- [Problem details]: Copy every record below, exactly as written.

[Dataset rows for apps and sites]
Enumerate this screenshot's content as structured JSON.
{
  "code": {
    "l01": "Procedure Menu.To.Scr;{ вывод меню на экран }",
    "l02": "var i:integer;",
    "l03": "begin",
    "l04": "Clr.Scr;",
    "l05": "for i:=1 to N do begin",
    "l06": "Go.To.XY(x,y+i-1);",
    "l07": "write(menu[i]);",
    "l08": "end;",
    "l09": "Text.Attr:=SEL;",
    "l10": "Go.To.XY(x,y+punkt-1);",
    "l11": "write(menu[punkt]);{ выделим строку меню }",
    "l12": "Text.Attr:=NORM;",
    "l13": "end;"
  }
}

- [Answer to this task]:
Enumerate this screenshot's content as structured JSON.
{
  "code": {
    "l01": "Procedure Menu.To.Scr;{ вывод меню на экран }",
    "l02": "var i:integer;",
    "l03": "begin",
    "l04": "Clr.Scr;",
    "l05": "for i:=1 to N do begin",
    "l06": "Go.To.XY(x,y+i-1);",
    "l07": "write(menu[i]);",
    "l08": "end;",
    "l09": "Text.Attr:=SEL;",
    "l10": "Go.To.XY(x,y+punkt-1);",
    "l11": "write(menu[punkt]);{ выделим строку меню }",
    "l12": "Text.Attr:=NORM;",
    "l13": "end;"
  }
}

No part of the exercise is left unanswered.